Republicans won't tackle Medicare vouchers

Vice President Joe Biden meets with Republicans and Democrats in Washington on Thursday. From left are: House Assistant Minority Leader James Clyburn D-S.C.; House Majority Leader Eric Cantor, R-Va.; Biden; and Senate appropriations chair Sen. Daniel Inouye, D-Hawaii.

WASHINGTON -- The GOP plan to replace Medicare with vouchers will have to wait, party leaders acknowledged Thursday as lawmakers and the White House bowed to political realities in pursuing a deal to allow more government borrowing in exchange for big spending cuts.
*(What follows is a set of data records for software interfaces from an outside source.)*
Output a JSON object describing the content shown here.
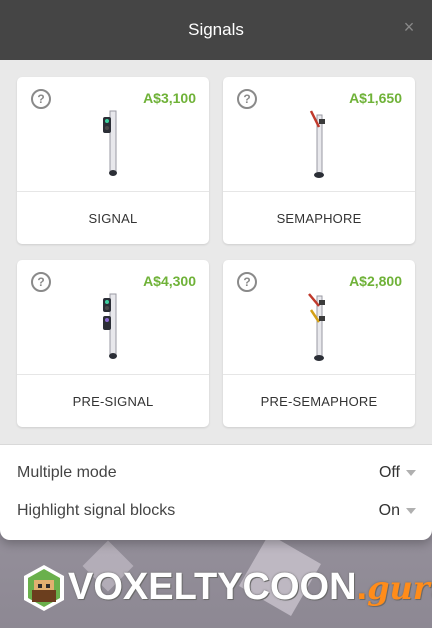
{
  "dialog": {
    "title": "Signals",
    "close_glyph": "×"
  },
  "cards": [
    {
      "price": "A$3,100",
      "label": "SIGNAL",
      "help_glyph": "?",
      "icon": "signal-light-icon"
    },
    {
      "price": "A$1,650",
      "label": "SEMAPHORE",
      "help_glyph": "?",
      "icon": "semaphore-icon"
    },
    {
      "price": "A$4,300",
      "label": "PRE-SIGNAL",
      "help_glyph": "?",
      "icon": "pre-signal-light-icon"
    },
    {
      "price": "A$2,800",
      "label": "PRE-SEMAPHORE",
      "help_glyph": "?",
      "icon": "pre-semaphore-icon"
    }
  ],
  "settings": {
    "multiple_mode": {
      "label": "Multiple mode",
      "value": "Off"
    },
    "highlight_blocks": {
      "label": "Highlight signal blocks",
      "value": "On"
    }
  },
  "watermark": {
    "brand": "VOXELTYCOON",
    "dot": ".",
    "suffix": "guru"
  },
  "colors": {
    "price_green": "#6fb238",
    "titlebar": "#454545",
    "accent_orange": "#ff8c1a"
  }
}
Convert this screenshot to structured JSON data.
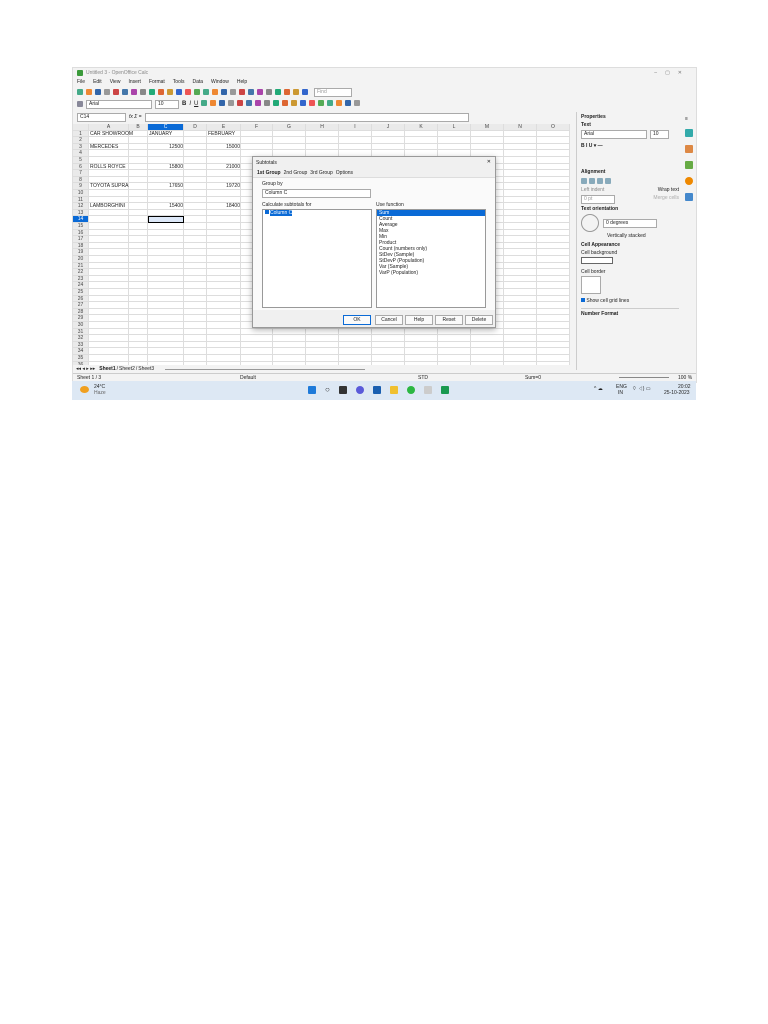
{
  "window": {
    "title": "Untitled 3 - OpenOffice Calc"
  },
  "menu": [
    "File",
    "Edit",
    "View",
    "Insert",
    "Format",
    "Tools",
    "Data",
    "Window",
    "Help"
  ],
  "toolbar": {
    "find_placeholder": "Find",
    "font": "Arial",
    "size": "10"
  },
  "formula_bar": {
    "cell_ref": "C14",
    "value": ""
  },
  "columns": [
    "A",
    "B",
    "C",
    "D",
    "E",
    "F",
    "G",
    "H",
    "I",
    "J",
    "K",
    "L",
    "M",
    "N",
    "O"
  ],
  "rows": 36,
  "cells": [
    {
      "r": 1,
      "c": 0,
      "v": "CAR SHOWROOM"
    },
    {
      "r": 1,
      "c": 2,
      "v": "JANUARY"
    },
    {
      "r": 1,
      "c": 4,
      "v": "FEBRUARY"
    },
    {
      "r": 3,
      "c": 0,
      "v": "MERCEDES"
    },
    {
      "r": 3,
      "c": 2,
      "v": "12500",
      "n": true
    },
    {
      "r": 3,
      "c": 4,
      "v": "15000",
      "n": true
    },
    {
      "r": 6,
      "c": 0,
      "v": "ROLLS ROYCE"
    },
    {
      "r": 6,
      "c": 2,
      "v": "15800",
      "n": true
    },
    {
      "r": 6,
      "c": 4,
      "v": "21000",
      "n": true
    },
    {
      "r": 9,
      "c": 0,
      "v": "TOYOTA SUPRA"
    },
    {
      "r": 9,
      "c": 2,
      "v": "17650",
      "n": true
    },
    {
      "r": 9,
      "c": 4,
      "v": "19720",
      "n": true
    },
    {
      "r": 12,
      "c": 0,
      "v": "LAMBORGHINI"
    },
    {
      "r": 12,
      "c": 2,
      "v": "15400",
      "n": true
    },
    {
      "r": 12,
      "c": 4,
      "v": "18400",
      "n": true
    }
  ],
  "dialog": {
    "title": "Subtotals",
    "tabs": [
      "1st Group",
      "2nd Group",
      "3rd Group",
      "Options"
    ],
    "group_by_label": "Group by",
    "group_by_value": "Column C",
    "calc_label": "Calculate subtotals for",
    "calc_items": [
      "Column C"
    ],
    "func_label": "Use function",
    "functions": [
      "Sum",
      "Count",
      "Average",
      "Max",
      "Min",
      "Product",
      "Count (numbers only)",
      "StDev (Sample)",
      "StDevP (Population)",
      "Var (Sample)",
      "VarP (Population)"
    ],
    "buttons": [
      "OK",
      "Cancel",
      "Help",
      "Reset",
      "Delete"
    ]
  },
  "sidebar": {
    "title": "Properties",
    "text_section": "Text",
    "font": "Arial",
    "size": "10",
    "alignment_section": "Alignment",
    "left_indent": "Left indent",
    "indent_value": "0 pt",
    "wrap_text": "Wrap text",
    "merge_cells": "Merge cells",
    "text_orientation": "Text orientation",
    "degrees": "0 degrees",
    "vertically_stacked": "Vertically stacked",
    "cell_appearance": "Cell Appearance",
    "cell_background": "Cell background",
    "cell_border": "Cell border",
    "show_grid": "Show cell grid lines",
    "number_format": "Number Format"
  },
  "sheet_tabs": [
    "Sheet1",
    "Sheet2",
    "Sheet3"
  ],
  "status": {
    "sheet": "Sheet 1 / 3",
    "style": "Default",
    "mode": "STD",
    "sum": "Sum=0",
    "zoom": "100 %"
  },
  "taskbar": {
    "temp": "24°C",
    "weather": "Haze",
    "lang1": "ENG",
    "lang2": "IN",
    "time": "20:02",
    "date": "25-10-2023"
  }
}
Both sides hinted at movement and Vice President Joe Biden reported progress from an initial negotiating session.

Spending cuts and increasing the amount of money the government can keep borrowing to pay its bills are "practically and politically connected," Biden said at the start of budget meetings with lawmakers at Blair House, the guest residence across Pennsylvania Avenue from the White House.

The House Republican whose committee oversees Medicare said he's open to other approaches besides the voucher plan that recently passed the House after a contentious debate that appears to have hurt the party with older voters. Republicans got an earful from constituents on Medicare during a congressional recess.

Michigan Rep. Dave Camp, the House Ways and Means Committee chairman, said he supports the GOP approach, but isn't willing to go to the mat for legislation that has no prospects of becoming law. "I'm not interested in laying down more markers," said Camp. "I'm interested in solutions. ... Let's figure out where there is common ground and let's get there as soon as we can."

Asked about Camp's comments, House Speaker John Boehner, R-Ohio, said they are "a recognition of the political realities that we face." Nonetheless, Boehner said the GOP Medicare remake remains on the table. "Let me make this clear," Boehner said. "When it comes to increasing the debt limit and the need to have reductions in spending, nothing is off the table except raising taxes."

President Barack Obama and lawmakers of both parties face an Aug. 2 deadline to enact legislation that permits the government to increase its borrowing authority and meet its obligations to lenders. Failure to raise the debt limit beyond the current $14.3 trillion would call into question the creditworthiness of the U.S. government and trigger an economic crisis.

"All of us understand we have got to achieve results," House Majority Leader Eric Cantor, R-Va., said. The two sides agreed "to find commonality" and there was "general agreement things have to change," he added.

"You're not going to get to the big nuclear political issues," said a Democratic official in the room. "But there's going to have to be enough give and take on the other pieces that you get enough of a deal to be credible." The Democrat required anonymity to speak more frankly about the negotiations.